Roll on a year and Mark is now playing for the Woodhaven Blue Blazers. They were previously a poor team who now with Mark, have turned around and become champions. They go undefeated in the regular season and only their only loss is in the game three of the final round to the Junior Flyers. The Blue Blazers win the other four games. The fantasy season doesn’t end there. The bullying is becoming more unbearable so to cope, the team is now playing in the National Championship. Again, he scores goals to lead his team and why the one chapter is dedicated to the National Championship final. The Blue Blazers win 5-4 in overtime and while he doesn’t score the winning goal, he does get an assist on it and he scores two goals in the game making him the man of the game.
Mark’s fantasies were mine. I had retreated into the world where I was this great hockey star. It was a world where I was the hero not the goat and I was respected and it provided the ultimate escape from all the hell I was going through at the time. When I moved out of the town, I attempted to carry on my hockey fantasy in my new town. I played two exhibition games (pre season friendlies) and I think one regular season game and my team won all of them. However, when about to begin another game, I found myself telling myself, “I don’t need to do this anymore” and never played a hockey game like that again. So, I can only conclude that those fantasies were fuelled by the severe bullying I was suffering.
Bullying isn’t the only cause. I did have a fantasy world in high school. It started one Friday night when I was home babysitting. There was nothing on TV, so to amuse myself, I got my trash bin out of my room and rolled up a piece of paper and using the kitchen clock as my game clock, had a basketball game. Soon, I was doing it more and eventually an 18 game season in a league with 16 teams sprang up in my mind. I think the reason for this was boredom and my league lasted the last three years of high school. In the second season, I replaced the rolled up paper for a nerf ball. I wasn’t even the star player, I averaged 7-8 points a game but the rest of my team, who I was acting for was just as good. We only won the championship once in those three years so again, reality in the fantasy. I never told anyone this until now and I think the entire reason for it was boredom combined with my overactive imagination.
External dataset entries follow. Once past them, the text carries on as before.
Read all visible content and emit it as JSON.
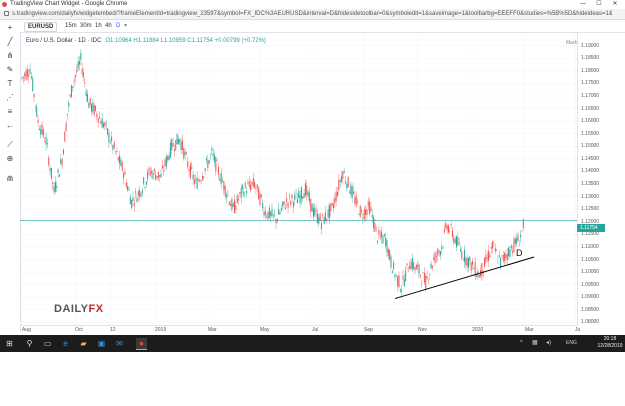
{
  "browser": {
    "title": "TradingView Chart Widget - Google Chrome",
    "url": "s.tradingview.com/dailyfx/widgetembed/?frameElementId=tradingview_23597&symbol=FX_IDC%3AEURUSD&interval=D&hidesidetoolbar=0&symboledit=1&saveimage=1&toolbarbg=EEEFF0&studies=%5B%5D&hideideas=1&theme=Light&timezone=exchange&studies_overrides=%7B%7D",
    "min": "—",
    "max": "☐",
    "close": "✕"
  },
  "toolbar": {
    "symbol": "EURUSD",
    "timeframes": [
      "15m",
      "30m",
      "1h",
      "4h",
      "D"
    ],
    "active_timeframe": "D"
  },
  "legend": {
    "title": "Euro / U.S. Dollar · 1D · IDC",
    "ohlc": "O1.10964 H1.11884 L1.10959 C1.11754 +0.00799 (+0.72%)"
  },
  "market_status": "Market Closed",
  "chart_data": {
    "type": "candlestick",
    "instrument": "EURUSD",
    "y_ticks": [
      "1.19000",
      "1.18500",
      "1.18000",
      "1.17500",
      "1.17000",
      "1.16500",
      "1.16000",
      "1.15500",
      "1.15000",
      "1.14500",
      "1.14000",
      "1.13500",
      "1.13000",
      "1.12500",
      "1.12000",
      "1.11500",
      "1.11000",
      "1.10500",
      "1.10000",
      "1.09500",
      "1.09000",
      "1.08500",
      "1.08000"
    ],
    "ylim": [
      1.079,
      1.195
    ],
    "x_ticks": [
      "Aug",
      "Oct",
      "12",
      "2019",
      "Mar",
      "May",
      "Jul",
      "Sep",
      "Nov",
      "2020",
      "Mar",
      "Ju"
    ],
    "last_price": "1.11754",
    "last_price_value": 1.11754,
    "last_price_color": "#26a69a",
    "up_color": "#26a69a",
    "down_color": "#ef5350",
    "path_anchors": [
      [
        0,
        1.177
      ],
      [
        6,
        1.181
      ],
      [
        12,
        1.16
      ],
      [
        18,
        1.152
      ],
      [
        24,
        1.132
      ],
      [
        30,
        1.145
      ],
      [
        34,
        1.163
      ],
      [
        38,
        1.175
      ],
      [
        44,
        1.184
      ],
      [
        50,
        1.167
      ],
      [
        56,
        1.163
      ],
      [
        62,
        1.158
      ],
      [
        68,
        1.15
      ],
      [
        76,
        1.14
      ],
      [
        82,
        1.128
      ],
      [
        88,
        1.132
      ],
      [
        96,
        1.14
      ],
      [
        104,
        1.138
      ],
      [
        112,
        1.15
      ],
      [
        118,
        1.153
      ],
      [
        124,
        1.143
      ],
      [
        130,
        1.135
      ],
      [
        136,
        1.14
      ],
      [
        142,
        1.147
      ],
      [
        150,
        1.136
      ],
      [
        158,
        1.125
      ],
      [
        166,
        1.133
      ],
      [
        174,
        1.135
      ],
      [
        182,
        1.124
      ],
      [
        190,
        1.121
      ],
      [
        198,
        1.128
      ],
      [
        206,
        1.129
      ],
      [
        212,
        1.133
      ],
      [
        218,
        1.124
      ],
      [
        224,
        1.12
      ],
      [
        232,
        1.125
      ],
      [
        240,
        1.14
      ],
      [
        248,
        1.13
      ],
      [
        254,
        1.123
      ],
      [
        260,
        1.126
      ],
      [
        266,
        1.114
      ],
      [
        272,
        1.113
      ],
      [
        276,
        1.104
      ],
      [
        280,
        1.098
      ],
      [
        284,
        1.094
      ],
      [
        290,
        1.104
      ],
      [
        296,
        1.101
      ],
      [
        302,
        1.096
      ],
      [
        308,
        1.105
      ],
      [
        314,
        1.11
      ],
      [
        318,
        1.119
      ],
      [
        324,
        1.113
      ],
      [
        330,
        1.107
      ],
      [
        336,
        1.103
      ],
      [
        342,
        1.099
      ],
      [
        346,
        1.103
      ],
      [
        352,
        1.11
      ],
      [
        358,
        1.104
      ],
      [
        364,
        1.108
      ],
      [
        368,
        1.111
      ],
      [
        372,
        1.113
      ],
      [
        375,
        1.118
      ]
    ],
    "trendline": {
      "start": [
        279,
        1.0895
      ],
      "end": [
        383,
        1.106
      ]
    },
    "hline_value": 1.1205,
    "trendline_label": "D"
  },
  "logo": {
    "part1": "DAILY",
    "part2": "FX"
  },
  "taskbar": {
    "time": "20:18",
    "date": "12/28/2019",
    "lang": "ENG",
    "icons": [
      "windows-icon",
      "search-icon",
      "task-view-icon",
      "edge-icon",
      "file-explorer-icon",
      "store-icon",
      "mail-icon",
      "chrome-icon"
    ]
  }
}
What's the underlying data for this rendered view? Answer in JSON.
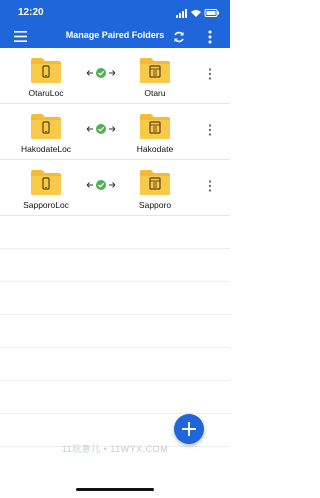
{
  "status_bar": {
    "time": "12:20"
  },
  "app_bar": {
    "title": "Manage Paired Folders"
  },
  "pairs": [
    {
      "local": "OtaruLoc",
      "remote": "Otaru"
    },
    {
      "local": "HakodateLoc",
      "remote": "Hakodate"
    },
    {
      "local": "SapporoLoc",
      "remote": "Sapporo"
    }
  ],
  "watermark": "11玩意儿 • 11WYX.COM",
  "colors": {
    "brand": "#1e66d9",
    "folder": "#f6bb36",
    "check": "#4caf50"
  }
}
This was not to diminish the fact that bullying can have an impact on the victim creating their own little world. It certainly does as does Asperger’s Syndrome, which also played a part in my own creations. I believe that mine and most fantasy worlds are harmless. It is when factors such as bullying and the condition of the creator’s mind are weighed in, that the borders between those two worlds can become skewed.
Next post: Further Evidence As To Why I Have DAMP